But people are still afraid. He said. “The center and the state must do something for these people.”
Local residents complain that the state government has not provided any support and left it to community organizations to take care of the citizens of Myanmar.
In neighboring Mizoram, the number of Myanmar citizens seeking shelter has risen to more than 3,000, according to local community organizations.
The Manipur Supreme Court order raised the hopes of many of these Myanmar citizens that they would be able to seek asylum in India.
Bernard El Changti, president of the non-governmental organization United for Democratic Myanmar, an umbrella group of more than 20 local civil society groups involved in helping Myanmar citizens in Mizoram, said they are studying the court order and are considering further measures.
“It should also be noted that although there is no clear policy or framework for refugee protection in India, it grants asylum to a large number of refugees from neighboring countries. Usually India respects UNHCR’s recognition of the status of these asylum seekers,” Especially from Afghanistan and Myanmar.

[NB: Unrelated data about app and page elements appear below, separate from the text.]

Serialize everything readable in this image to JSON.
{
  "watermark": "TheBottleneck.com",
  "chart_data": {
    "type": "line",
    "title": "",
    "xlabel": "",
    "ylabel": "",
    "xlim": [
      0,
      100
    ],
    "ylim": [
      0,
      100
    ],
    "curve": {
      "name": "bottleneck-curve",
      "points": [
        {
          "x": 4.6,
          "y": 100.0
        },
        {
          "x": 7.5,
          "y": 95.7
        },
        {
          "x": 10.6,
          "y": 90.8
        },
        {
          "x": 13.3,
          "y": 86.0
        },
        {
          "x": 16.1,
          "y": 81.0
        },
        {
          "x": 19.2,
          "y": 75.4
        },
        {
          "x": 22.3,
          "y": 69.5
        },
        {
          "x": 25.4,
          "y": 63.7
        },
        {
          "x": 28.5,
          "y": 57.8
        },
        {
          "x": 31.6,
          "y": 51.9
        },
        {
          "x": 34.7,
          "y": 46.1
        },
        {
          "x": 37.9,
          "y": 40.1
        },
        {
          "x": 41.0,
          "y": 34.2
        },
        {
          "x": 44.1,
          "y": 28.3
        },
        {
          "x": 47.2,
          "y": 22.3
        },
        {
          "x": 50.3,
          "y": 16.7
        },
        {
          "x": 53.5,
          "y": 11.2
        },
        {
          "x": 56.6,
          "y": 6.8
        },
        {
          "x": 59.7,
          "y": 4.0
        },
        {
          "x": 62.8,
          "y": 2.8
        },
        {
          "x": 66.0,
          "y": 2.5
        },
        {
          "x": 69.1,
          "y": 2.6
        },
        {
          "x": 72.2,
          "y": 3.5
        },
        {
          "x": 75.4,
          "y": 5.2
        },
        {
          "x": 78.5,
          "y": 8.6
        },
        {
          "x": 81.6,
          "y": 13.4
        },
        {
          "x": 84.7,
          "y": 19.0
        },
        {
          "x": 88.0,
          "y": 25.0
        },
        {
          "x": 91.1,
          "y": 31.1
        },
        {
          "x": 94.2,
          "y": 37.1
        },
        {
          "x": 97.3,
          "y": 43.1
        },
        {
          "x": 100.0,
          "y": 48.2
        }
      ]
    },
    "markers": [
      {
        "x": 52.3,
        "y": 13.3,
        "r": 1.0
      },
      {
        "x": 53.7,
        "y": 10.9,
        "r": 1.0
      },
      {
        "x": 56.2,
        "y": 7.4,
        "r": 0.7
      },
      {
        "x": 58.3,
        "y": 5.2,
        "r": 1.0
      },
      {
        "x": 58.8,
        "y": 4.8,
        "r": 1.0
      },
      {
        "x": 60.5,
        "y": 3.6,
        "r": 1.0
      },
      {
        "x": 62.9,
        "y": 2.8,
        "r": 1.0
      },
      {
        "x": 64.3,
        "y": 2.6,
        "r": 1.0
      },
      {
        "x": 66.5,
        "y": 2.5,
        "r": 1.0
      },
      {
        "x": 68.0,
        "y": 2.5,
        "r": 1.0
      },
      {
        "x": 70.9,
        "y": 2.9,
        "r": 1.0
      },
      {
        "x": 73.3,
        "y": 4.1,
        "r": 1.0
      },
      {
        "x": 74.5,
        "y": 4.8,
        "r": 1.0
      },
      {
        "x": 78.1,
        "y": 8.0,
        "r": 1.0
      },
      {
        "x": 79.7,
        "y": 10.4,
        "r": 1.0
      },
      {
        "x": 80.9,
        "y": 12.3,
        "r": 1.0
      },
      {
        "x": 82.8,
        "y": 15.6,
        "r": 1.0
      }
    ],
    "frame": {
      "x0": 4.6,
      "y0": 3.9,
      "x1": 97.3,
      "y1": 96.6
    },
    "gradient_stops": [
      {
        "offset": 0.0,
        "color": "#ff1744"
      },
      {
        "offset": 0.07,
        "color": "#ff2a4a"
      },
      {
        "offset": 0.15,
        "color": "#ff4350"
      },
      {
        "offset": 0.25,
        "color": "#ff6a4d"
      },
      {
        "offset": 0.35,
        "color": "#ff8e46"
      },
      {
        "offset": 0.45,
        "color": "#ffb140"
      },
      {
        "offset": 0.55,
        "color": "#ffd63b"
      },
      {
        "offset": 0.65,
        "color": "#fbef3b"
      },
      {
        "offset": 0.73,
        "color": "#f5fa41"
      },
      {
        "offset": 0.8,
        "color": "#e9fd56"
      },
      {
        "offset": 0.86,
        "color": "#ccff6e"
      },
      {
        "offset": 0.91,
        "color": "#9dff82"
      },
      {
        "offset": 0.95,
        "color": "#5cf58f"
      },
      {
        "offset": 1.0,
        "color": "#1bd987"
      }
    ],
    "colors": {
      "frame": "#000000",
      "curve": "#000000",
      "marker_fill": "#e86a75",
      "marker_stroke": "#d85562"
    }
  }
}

Haksar had hoped that India would grant asylum to “real refugees”.
The importance of this is that the Supreme Court made a distinction between a refugee and an immigrant. This is a very important distinction. Anyone who is a refugee should be able to benefit from it. “